In addition, there are weekly clinical skills sessions, where you are taught key patient skills and clinical examinations. These are great for placement and it’s a fantastic feeling when you get to perform an examination on a patient you have learnt here.
One of the main features of the course is problem-based learning (PBL). This is an aspect often stressed by medical schools but it’s difficult to get a sense of what is involved. At Exeter, we have 3 fortnightly sessions. In the first, we explore and set questions based on a clinical vignette. We then feedback what we’ve found as a small group with facilitator input. These sessions not only keep the learning interesting but allow you to get to know your peers and make friends that you’ll have for the duration of the course!
About half of our timetabled study is still made up of lectures. These range in nature, from anatomy to sociology. We also have “life-sciences” teaching which forms the backbone of our learning. The great thing about lectures here is that they are given by medical professionals who put a clinical spin on things. This is useful to remind you of the implications of their teaching.
As mentioned, there is a lot of independent study in the course. A typical week would involve PBL questions, preparation for life-sciences and clinical skills, covering lectures and life-science sessions (as these are often impossible to keep pace with), and any other work that crops up.
I found it difficult to juggle it all at first. As I’ve progressed, I have found that it does get easier and I really don’t think I would get the same satisfaction from being fed the information by countless lectures, though I appreciate that not everyone learns in the same way.
My Advice to those Considering or Just Starting at Exeter
1. Pick your university for the right reasons.
This seems obvious, but don’t focus all your attention on one aspect. Yes, the course is important, but don’t underestimate the effect smaller things can have on your experience. This is personal to you, but areas I considered were my hobbies, how close it was to home, the cost of living, and how much I liked the area. Exeter met all these criteria for me and I definitely don’t regret studying here.
2. Talk to people and get involved.
This piece of advice isn’t just for those considering Exeter.
University life has so much to offer; the list of societies is endless and vary from sport to food to academia and so on. Something I do regret is not getting more involved. When you first arrive there are so many new things to get used to, but once you’ve settled in I would definitely recommend taking opportunities that arise – Society committee positions, conferences and volunteering opportunities are a great experience and help make your CV stand out too!

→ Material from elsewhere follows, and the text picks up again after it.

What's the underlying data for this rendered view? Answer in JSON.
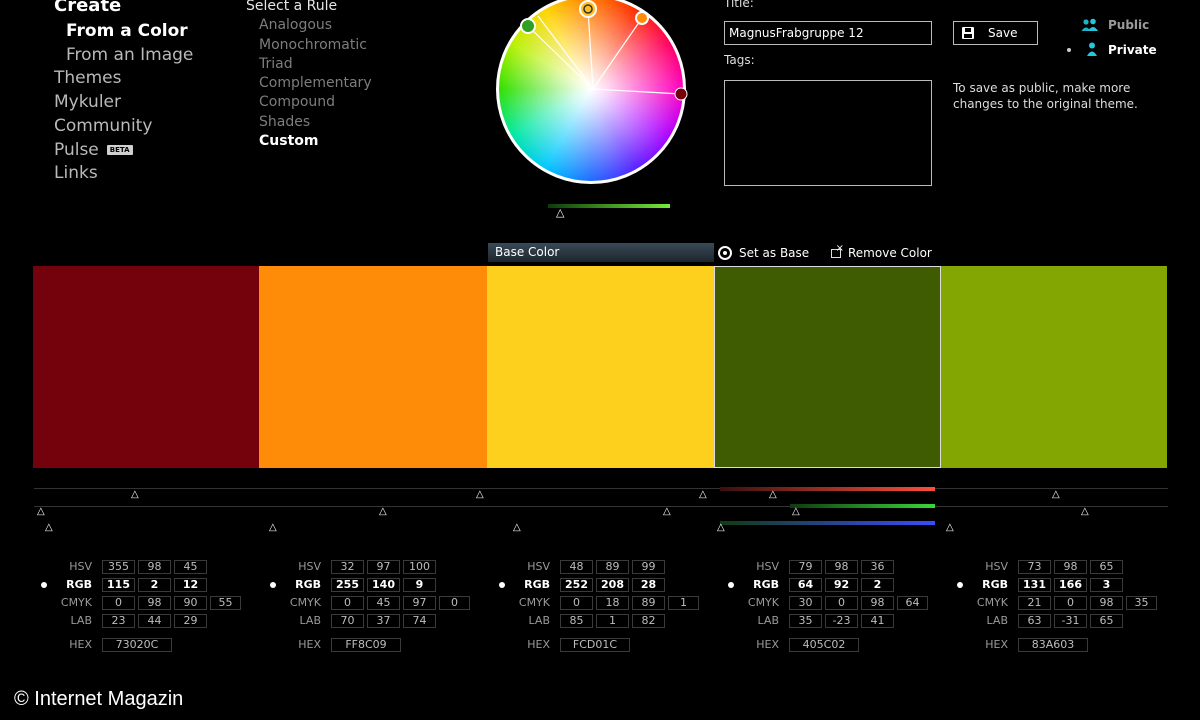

My Favourite Moments so Far
Finally, a few of my stand out experiences from the last year and a half.
As part of the course, twice a year, we have 3 weeks to write an essay on an area of interest. These vary greatly in nature, but recently I undertook mine on lung pathology. As part of this, I was on placement, shadowing a respiratory consultant. Here I got to see so many interesting patients and having learnt skills and examinations on the course, I was able to perform some of these here. It was a great experience and encouraged me to think about the area I want to go into after medical school, definitely worth the long hours!
Outside of the course, I joined the medics hockey team. This is much more relaxed than the university teams and we play weekly games against other students.

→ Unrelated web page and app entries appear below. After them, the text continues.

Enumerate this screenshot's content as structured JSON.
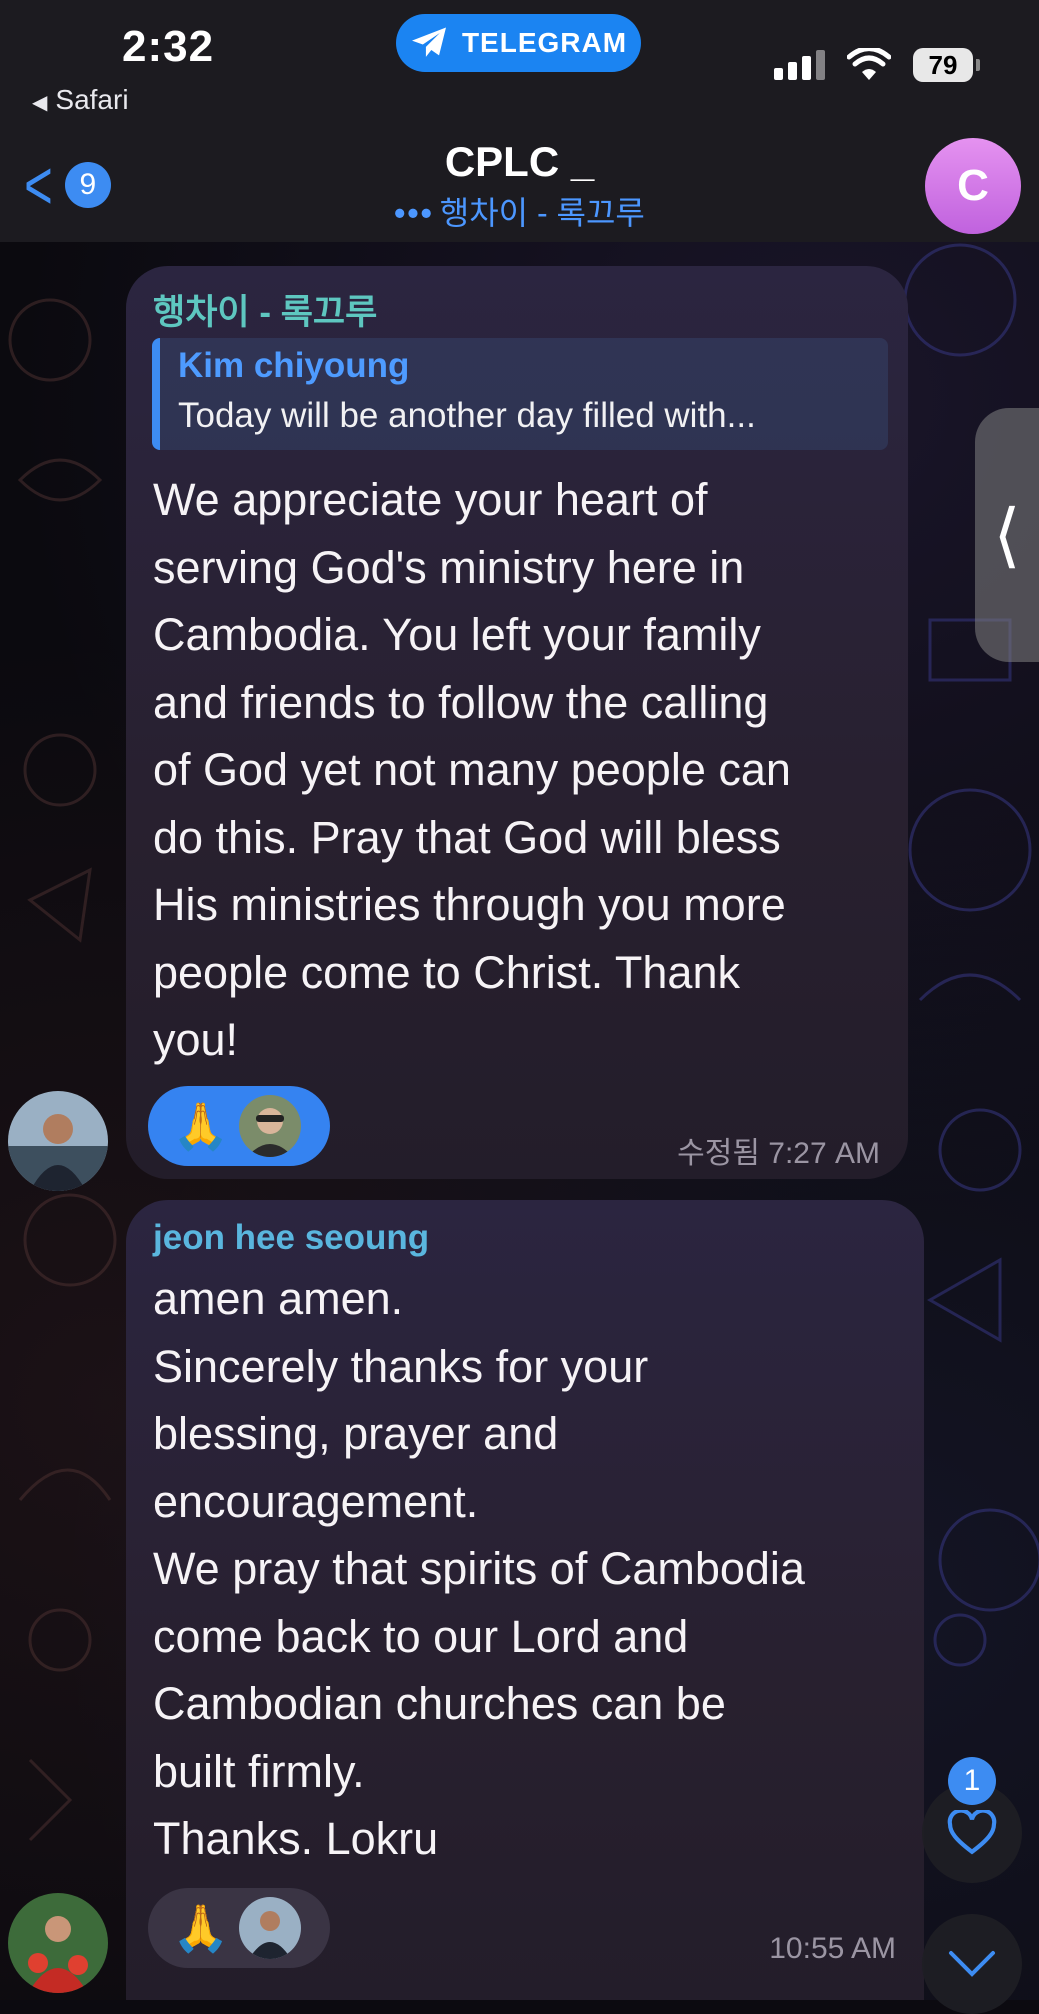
{
  "status_bar": {
    "time": "2:32",
    "back_app": "Safari",
    "app_pill": "TELEGRAM",
    "battery": "79"
  },
  "header": {
    "unread_count": "9",
    "title": "CPLC _",
    "typing_dots": "•••",
    "subtitle": "행차이 - 록끄루",
    "avatar_letter": "C"
  },
  "messages": [
    {
      "sender": "행차이 - 록끄루",
      "reply_to": {
        "name": "Kim chiyoung",
        "text": "Today will be another day filled with..."
      },
      "text": "We appreciate your heart of\nserving God's ministry here in\nCambodia. You left your family\nand friends to follow the calling\nof God yet not many people can\ndo this. Pray that God will bless\nHis ministries through you more\npeople come to Christ. Thank\nyou!",
      "reaction": "🙏",
      "timestamp": "수정됨 7:27 AM"
    },
    {
      "sender": "jeon hee seoung",
      "text": "amen amen.\nSincerely thanks for your\nblessing, prayer and\nencouragement.\nWe pray that spirits of Cambodia\ncome back to our Lord and\nCambodian churches can be\nbuilt firmly.\nThanks. Lokru",
      "reaction": "🙏",
      "timestamp": "10:55 AM"
    }
  ],
  "floating": {
    "reaction_count": "1"
  },
  "colors": {
    "accent": "#3d8cf2",
    "bubble": "#2a2334",
    "sender_1": "#5ec7c0",
    "sender_2": "#5ab6de"
  }
}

Every year, we have a trip to Southampton for a weekend of hockey and socialising. As a first year, this trip was a great way to meet older students and people from other universities. It was also nice to just get away for a couple of days, everybody needs some time to relax!
This year, I am the treasurer of the hockey team – I’d never even played before uni! There are plenty of other societies like this too; medics netball, football and rugby are all popular, there really is something for everyone.